The original ic was a pure tree-walking interpreter with arbitrary-precision integer and rational datatypes allocated and destroyed statically. This allowed the memory management issues to be finessed. Incremental compilation was one of the first enhancements, and was accompanied by new datatypes which necessitated a reference-counted memory management scheme with a custom storage allocator.

By about 1993, accumulated incremental changes prompted a complete reworking of the ic implementation. The reference-counted storage management was replaced by a tracing mark-sweep collector (borrowed from another of the authors' projects, a functional LISP subset implementation known as Kalypso), first-class functions were added, and the syntax and semantics of the language were revised somewhat. The resulting language was known as Nick. Later additions included first-class continuations, threads, and, by about 1996, namespaces.

In the last 6 months, the static type system has finally been implemented, the platform-native floating point representation has been supplanted by a platform-independent arbitrary-precision implementation,4 many builtins have been added, the disjoint union type has been added, the user interface has been improved (including support for GNU readline), the documentation has been largely completed, the examples have been collected and regularized, a multitude of bugs and misfeatures have been repaired, and other improvements too numerous to list have been made. The result is Nickle as it exists today.

A few months before the public source release, only minor changes were planned, except for the implementation of polymorphic type inference. As the release was finalized, it became clear that the polymorphic type inference system would have to wait: the features described in the previous paragraph became clear priorities and absorbed all of the available time of both authors. The lesson here is clear and, in retrospect, obvious: the first 90% of Nickle development took 15 years, and the remaining 90% took the last three months. The result appears, so far, to be worth the work: Nickle has never been faster, more stable, or more pleasant to use.

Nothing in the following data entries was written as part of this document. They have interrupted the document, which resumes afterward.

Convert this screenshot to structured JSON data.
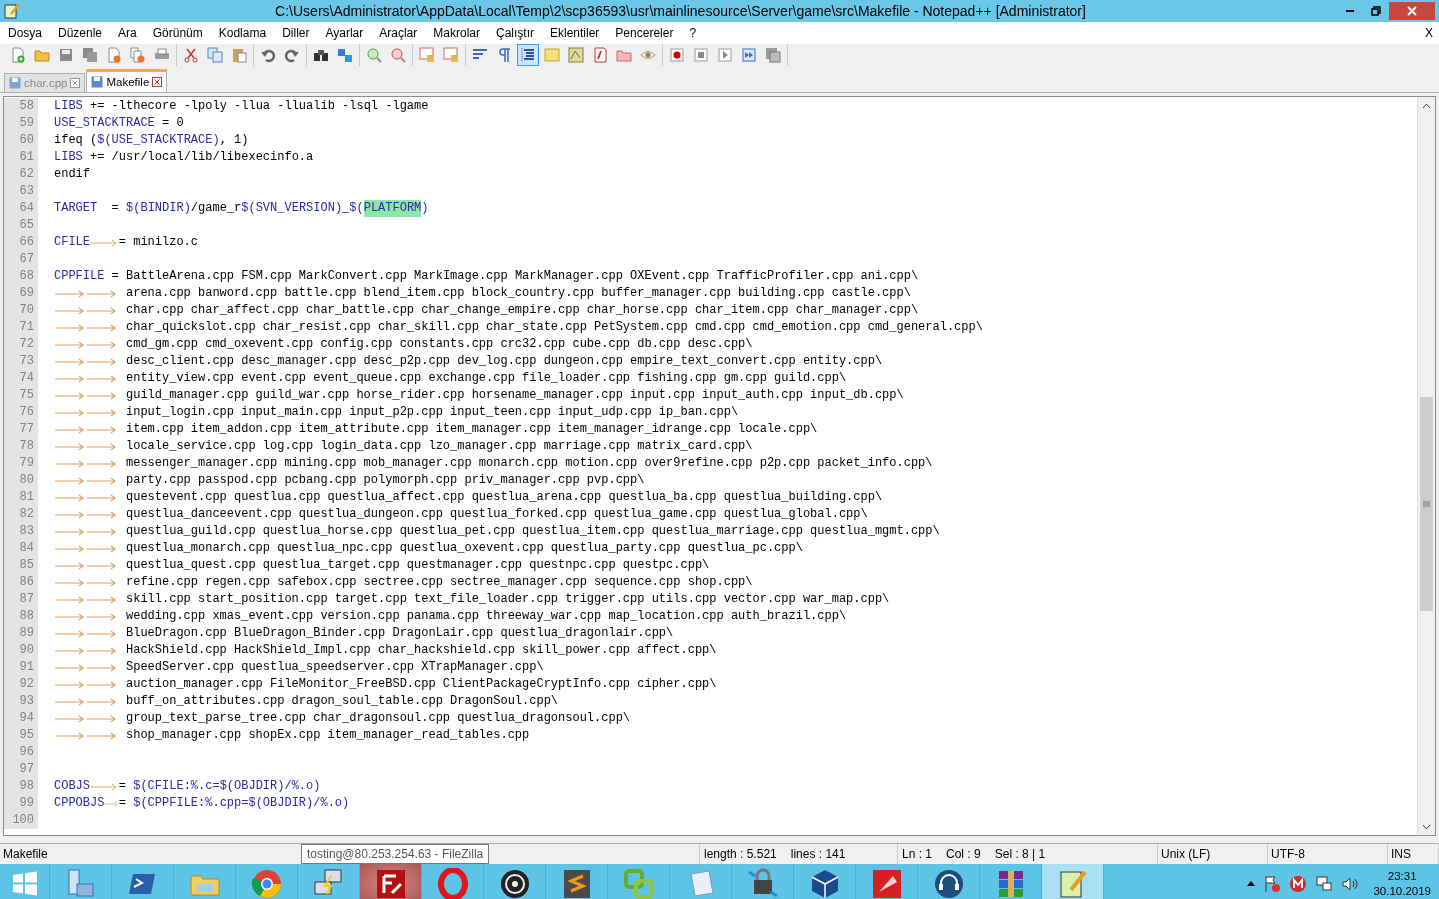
{
  "window": {
    "title": "C:\\Users\\Administrator\\AppData\\Local\\Temp\\2\\scp36593\\usr\\mainlinesource\\Server\\game\\src\\Makefile - Notepad++ [Administrator]"
  },
  "menu": [
    "Dosya",
    "Düzenle",
    "Ara",
    "Görünüm",
    "Kodlama",
    "Diller",
    "Ayarlar",
    "Araçlar",
    "Makrolar",
    "Çalıştır",
    "Eklentiler",
    "Pencereler",
    "?"
  ],
  "menu_close": "X",
  "toolbar": [
    [
      {
        "kind": "new",
        "on": false
      },
      {
        "kind": "open",
        "on": false
      },
      {
        "kind": "save",
        "on": false
      },
      {
        "kind": "save-all",
        "on": false
      },
      {
        "kind": "close",
        "on": false
      },
      {
        "kind": "close-all",
        "on": false
      },
      {
        "kind": "print",
        "on": false
      }
    ],
    [
      {
        "kind": "cut",
        "on": false
      },
      {
        "kind": "copy",
        "on": false
      },
      {
        "kind": "paste",
        "on": false
      }
    ],
    [
      {
        "kind": "undo",
        "on": false
      },
      {
        "kind": "redo",
        "on": false
      }
    ],
    [
      {
        "kind": "find",
        "on": false
      },
      {
        "kind": "replace",
        "on": false
      }
    ],
    [
      {
        "kind": "zoom-in",
        "on": false
      },
      {
        "kind": "zoom-out",
        "on": false
      }
    ],
    [
      {
        "kind": "sync-v",
        "on": false
      },
      {
        "kind": "sync-h",
        "on": false
      }
    ],
    [
      {
        "kind": "wrap",
        "on": false
      },
      {
        "kind": "all-chars",
        "on": false
      },
      {
        "kind": "indent",
        "on": true
      },
      {
        "kind": "udl",
        "on": false
      },
      {
        "kind": "doc-map",
        "on": false
      },
      {
        "kind": "func-list",
        "on": false
      },
      {
        "kind": "folder",
        "on": false
      },
      {
        "kind": "monitor",
        "on": false
      }
    ],
    [
      {
        "kind": "record",
        "on": false
      },
      {
        "kind": "stop",
        "on": false
      },
      {
        "kind": "play",
        "on": false
      },
      {
        "kind": "play-multi",
        "on": false
      },
      {
        "kind": "save-macro",
        "on": false
      }
    ]
  ],
  "tabs": [
    {
      "label": "char.cpp",
      "selected": false
    },
    {
      "label": "Makefile",
      "selected": true
    }
  ],
  "lines": [
    {
      "number": "58",
      "tokens": [
        {
          "kind": "var",
          "text": "LIBS"
        },
        {
          "kind": "plain",
          "text": " += -lthecore -lpoly -llua -llualib -lsql -lgame"
        }
      ]
    },
    {
      "number": "59",
      "tokens": [
        {
          "kind": "var",
          "text": "USE_STACKTRACE"
        },
        {
          "kind": "plain",
          "text": " = 0"
        }
      ]
    },
    {
      "number": "60",
      "tokens": [
        {
          "kind": "plain",
          "text": "ifeq ("
        },
        {
          "kind": "var",
          "text": "$(USE_STACKTRACE)"
        },
        {
          "kind": "plain",
          "text": ", 1)"
        }
      ]
    },
    {
      "number": "61",
      "tokens": [
        {
          "kind": "var",
          "text": "LIBS"
        },
        {
          "kind": "plain",
          "text": " += /usr/local/lib/libexecinfo.a"
        }
      ]
    },
    {
      "number": "62",
      "tokens": [
        {
          "kind": "plain",
          "text": "endif"
        }
      ]
    },
    {
      "number": "63"
    },
    {
      "number": "64",
      "tokens": [
        {
          "kind": "var",
          "text": "TARGET"
        },
        {
          "kind": "plain",
          "text": "  = "
        },
        {
          "kind": "var",
          "text": "$(BINDIR)"
        },
        {
          "kind": "plain",
          "text": "/game_r"
        },
        {
          "kind": "var",
          "text": "$(SVN_VERSION)"
        },
        {
          "kind": "plain",
          "text": "_"
        },
        {
          "kind": "var",
          "text": "$("
        },
        {
          "kind": "match",
          "text": "PLATFORM"
        },
        {
          "kind": "var",
          "text": ")"
        }
      ]
    },
    {
      "number": "65"
    },
    {
      "number": "66",
      "tokens": [
        {
          "kind": "var",
          "text": "CFILE"
        },
        {
          "kind": "tab"
        },
        {
          "kind": "plain",
          "text": "= minilzo.c"
        }
      ]
    },
    {
      "number": "67"
    },
    {
      "number": "68",
      "tokens": [
        {
          "kind": "var",
          "text": "CPPFILE"
        },
        {
          "kind": "plain",
          "text": " = BattleArena.cpp FSM.cpp MarkConvert.cpp MarkImage.cpp MarkManager.cpp OXEvent.cpp TrafficProfiler.cpp ani.cpp\\"
        }
      ]
    },
    {
      "number": "69",
      "tokens": [
        {
          "kind": "tab"
        },
        {
          "kind": "tab"
        },
        {
          "kind": "plain",
          "text": " arena.cpp banword.cpp battle.cpp blend_item.cpp block_country.cpp buffer_manager.cpp building.cpp castle.cpp\\"
        }
      ]
    },
    {
      "number": "70",
      "tokens": [
        {
          "kind": "tab"
        },
        {
          "kind": "tab"
        },
        {
          "kind": "plain",
          "text": " char.cpp char_affect.cpp char_battle.cpp char_change_empire.cpp char_horse.cpp char_item.cpp char_manager.cpp\\"
        }
      ]
    },
    {
      "number": "71",
      "tokens": [
        {
          "kind": "tab"
        },
        {
          "kind": "tab"
        },
        {
          "kind": "plain",
          "text": " char_quickslot.cpp char_resist.cpp char_skill.cpp char_state.cpp PetSystem.cpp cmd.cpp cmd_emotion.cpp cmd_general.cpp\\"
        }
      ]
    },
    {
      "number": "72",
      "tokens": [
        {
          "kind": "tab"
        },
        {
          "kind": "tab"
        },
        {
          "kind": "plain",
          "text": " cmd_gm.cpp cmd_oxevent.cpp config.cpp constants.cpp crc32.cpp cube.cpp db.cpp desc.cpp\\"
        }
      ]
    },
    {
      "number": "73",
      "tokens": [
        {
          "kind": "tab"
        },
        {
          "kind": "tab"
        },
        {
          "kind": "plain",
          "text": " desc_client.cpp desc_manager.cpp desc_p2p.cpp dev_log.cpp dungeon.cpp empire_text_convert.cpp entity.cpp\\"
        }
      ]
    },
    {
      "number": "74",
      "tokens": [
        {
          "kind": "tab"
        },
        {
          "kind": "tab"
        },
        {
          "kind": "plain",
          "text": " entity_view.cpp event.cpp event_queue.cpp exchange.cpp file_loader.cpp fishing.cpp gm.cpp guild.cpp\\"
        }
      ]
    },
    {
      "number": "75",
      "tokens": [
        {
          "kind": "tab"
        },
        {
          "kind": "tab"
        },
        {
          "kind": "plain",
          "text": " guild_manager.cpp guild_war.cpp horse_rider.cpp horsename_manager.cpp input.cpp input_auth.cpp input_db.cpp\\"
        }
      ]
    },
    {
      "number": "76",
      "tokens": [
        {
          "kind": "tab"
        },
        {
          "kind": "tab"
        },
        {
          "kind": "plain",
          "text": " input_login.cpp input_main.cpp input_p2p.cpp input_teen.cpp input_udp.cpp ip_ban.cpp\\"
        }
      ]
    },
    {
      "number": "77",
      "tokens": [
        {
          "kind": "tab"
        },
        {
          "kind": "tab"
        },
        {
          "kind": "plain",
          "text": " item.cpp item_addon.cpp item_attribute.cpp item_manager.cpp item_manager_idrange.cpp locale.cpp\\"
        }
      ]
    },
    {
      "number": "78",
      "tokens": [
        {
          "kind": "tab"
        },
        {
          "kind": "tab"
        },
        {
          "kind": "plain",
          "text": " locale_service.cpp log.cpp login_data.cpp lzo_manager.cpp marriage.cpp matrix_card.cpp\\"
        }
      ]
    },
    {
      "number": "79",
      "tokens": [
        {
          "kind": "tab"
        },
        {
          "kind": "tab"
        },
        {
          "kind": "plain",
          "text": " messenger_manager.cpp mining.cpp mob_manager.cpp monarch.cpp motion.cpp over9refine.cpp p2p.cpp packet_info.cpp\\"
        }
      ]
    },
    {
      "number": "80",
      "tokens": [
        {
          "kind": "tab"
        },
        {
          "kind": "tab"
        },
        {
          "kind": "plain",
          "text": " party.cpp passpod.cpp pcbang.cpp polymorph.cpp priv_manager.cpp pvp.cpp\\"
        }
      ]
    },
    {
      "number": "81",
      "tokens": [
        {
          "kind": "tab"
        },
        {
          "kind": "tab"
        },
        {
          "kind": "plain",
          "text": " questevent.cpp questlua.cpp questlua_affect.cpp questlua_arena.cpp questlua_ba.cpp questlua_building.cpp\\"
        }
      ]
    },
    {
      "number": "82",
      "tokens": [
        {
          "kind": "tab"
        },
        {
          "kind": "tab"
        },
        {
          "kind": "plain",
          "text": " questlua_danceevent.cpp questlua_dungeon.cpp questlua_forked.cpp questlua_game.cpp questlua_global.cpp\\"
        }
      ]
    },
    {
      "number": "83",
      "tokens": [
        {
          "kind": "tab"
        },
        {
          "kind": "tab"
        },
        {
          "kind": "plain",
          "text": " questlua_guild.cpp questlua_horse.cpp questlua_pet.cpp questlua_item.cpp questlua_marriage.cpp questlua_mgmt.cpp\\"
        }
      ]
    },
    {
      "number": "84",
      "tokens": [
        {
          "kind": "tab"
        },
        {
          "kind": "tab"
        },
        {
          "kind": "plain",
          "text": " questlua_monarch.cpp questlua_npc.cpp questlua_oxevent.cpp questlua_party.cpp questlua_pc.cpp\\"
        }
      ]
    },
    {
      "number": "85",
      "tokens": [
        {
          "kind": "tab"
        },
        {
          "kind": "tab"
        },
        {
          "kind": "plain",
          "text": " questlua_quest.cpp questlua_target.cpp questmanager.cpp questnpc.cpp questpc.cpp\\"
        }
      ]
    },
    {
      "number": "86",
      "tokens": [
        {
          "kind": "tab"
        },
        {
          "kind": "tab"
        },
        {
          "kind": "plain",
          "text": " refine.cpp regen.cpp safebox.cpp sectree.cpp sectree_manager.cpp sequence.cpp shop.cpp\\"
        }
      ]
    },
    {
      "number": "87",
      "tokens": [
        {
          "kind": "tab"
        },
        {
          "kind": "tab"
        },
        {
          "kind": "plain",
          "text": " skill.cpp start_position.cpp target.cpp text_file_loader.cpp trigger.cpp utils.cpp vector.cpp war_map.cpp\\"
        }
      ]
    },
    {
      "number": "88",
      "tokens": [
        {
          "kind": "tab"
        },
        {
          "kind": "tab"
        },
        {
          "kind": "plain",
          "text": " wedding.cpp xmas_event.cpp version.cpp panama.cpp threeway_war.cpp map_location.cpp auth_brazil.cpp\\"
        }
      ]
    },
    {
      "number": "89",
      "tokens": [
        {
          "kind": "tab"
        },
        {
          "kind": "tab"
        },
        {
          "kind": "plain",
          "text": " BlueDragon.cpp BlueDragon_Binder.cpp DragonLair.cpp questlua_dragonlair.cpp\\"
        }
      ]
    },
    {
      "number": "90",
      "tokens": [
        {
          "kind": "tab"
        },
        {
          "kind": "tab"
        },
        {
          "kind": "plain",
          "text": " HackShield.cpp HackShield_Impl.cpp char_hackshield.cpp skill_power.cpp affect.cpp\\"
        }
      ]
    },
    {
      "number": "91",
      "tokens": [
        {
          "kind": "tab"
        },
        {
          "kind": "tab"
        },
        {
          "kind": "plain",
          "text": " SpeedServer.cpp questlua_speedserver.cpp XTrapManager.cpp\\"
        }
      ]
    },
    {
      "number": "92",
      "tokens": [
        {
          "kind": "tab"
        },
        {
          "kind": "tab"
        },
        {
          "kind": "plain",
          "text": " auction_manager.cpp FileMonitor_FreeBSD.cpp ClientPackageCryptInfo.cpp cipher.cpp\\"
        }
      ]
    },
    {
      "number": "93",
      "tokens": [
        {
          "kind": "tab"
        },
        {
          "kind": "tab"
        },
        {
          "kind": "plain",
          "text": " buff_on_attributes.cpp dragon_soul_table.cpp DragonSoul.cpp\\"
        }
      ]
    },
    {
      "number": "94",
      "tokens": [
        {
          "kind": "tab"
        },
        {
          "kind": "tab"
        },
        {
          "kind": "plain",
          "text": " group_text_parse_tree.cpp char_dragonsoul.cpp questlua_dragonsoul.cpp\\"
        }
      ]
    },
    {
      "number": "95",
      "tokens": [
        {
          "kind": "tab"
        },
        {
          "kind": "tab"
        },
        {
          "kind": "plain",
          "text": " shop_manager.cpp shopEx.cpp item_manager_read_tables.cpp"
        }
      ]
    },
    {
      "number": "96"
    },
    {
      "number": "97"
    },
    {
      "number": "98",
      "tokens": [
        {
          "kind": "var",
          "text": "COBJS"
        },
        {
          "kind": "tab"
        },
        {
          "kind": "plain",
          "text": "= "
        },
        {
          "kind": "var",
          "text": "$(CFILE:%.c=$(OBJDIR)/%.o)"
        }
      ]
    },
    {
      "number": "99",
      "tokens": [
        {
          "kind": "var",
          "text": "CPPOBJS"
        },
        {
          "kind": "tab"
        },
        {
          "kind": "plain",
          "text": "= "
        },
        {
          "kind": "var",
          "text": "$(CPPFILE:%.cpp=$(OBJDIR)/%.o)"
        }
      ]
    },
    {
      "number": "100"
    }
  ],
  "status_bar": {
    "file_type": "Makefile",
    "length": "length : 5.521",
    "lines": "lines : 141",
    "ln": "Ln : 1",
    "col": "Col : 9",
    "sel": "Sel : 8 | 1",
    "eol": "Unix (LF)",
    "encoding": "UTF-8",
    "mode": "INS"
  },
  "tooltip": "tosting@80.253.254.63 - FileZilla",
  "taskbar": [
    {
      "kind": "start",
      "selected": false,
      "hovered": false
    },
    {
      "kind": "server",
      "selected": false,
      "hovered": false
    },
    {
      "kind": "shell",
      "selected": false,
      "hovered": false
    },
    {
      "kind": "explorer",
      "selected": false,
      "hovered": false
    },
    {
      "kind": "ring",
      "selected": false,
      "hovered": false
    },
    {
      "kind": "network",
      "selected": false,
      "hovered": false
    },
    {
      "kind": "ftp",
      "selected": false,
      "hovered": true
    },
    {
      "kind": "ring-o",
      "selected": false,
      "hovered": false
    },
    {
      "kind": "aperture",
      "selected": false,
      "hovered": false
    },
    {
      "kind": "editor",
      "selected": false,
      "hovered": false
    },
    {
      "kind": "vm",
      "selected": false,
      "hovered": false
    },
    {
      "kind": "notepad",
      "selected": false,
      "hovered": false
    },
    {
      "kind": "lock",
      "selected": false,
      "hovered": false
    },
    {
      "kind": "cube",
      "selected": false,
      "hovered": false
    },
    {
      "kind": "red",
      "selected": false,
      "hovered": false
    },
    {
      "kind": "headset",
      "selected": false,
      "hovered": false
    },
    {
      "kind": "archive",
      "selected": false,
      "hovered": false
    },
    {
      "kind": "npp",
      "selected": true,
      "hovered": false
    }
  ],
  "clock": {
    "time": "23:31",
    "date": "30.10.2019"
  }
}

The first public source release of Nickle was in mid-April of 2001. As of the first week since it was announced on, about 100 copies have been downloaded. So far, there have been no bug reports, and contributions have already been made to the project by users who helped with creating alternative binary packages for the distribution.

Nickle was designed to be highly portable within the UNIX environment: so far, that goal appears to have been met. Prerelease, it was compiled on a variety of UNIXes with no problems. GNU autoconf was invaluable here: while difficult to use, it does its intended job admirably.

next up previous
Next: The Nickle Implementation Up: Nickle: Language Principles and Previous: Omitted Features
Bart Massey 2001-04-19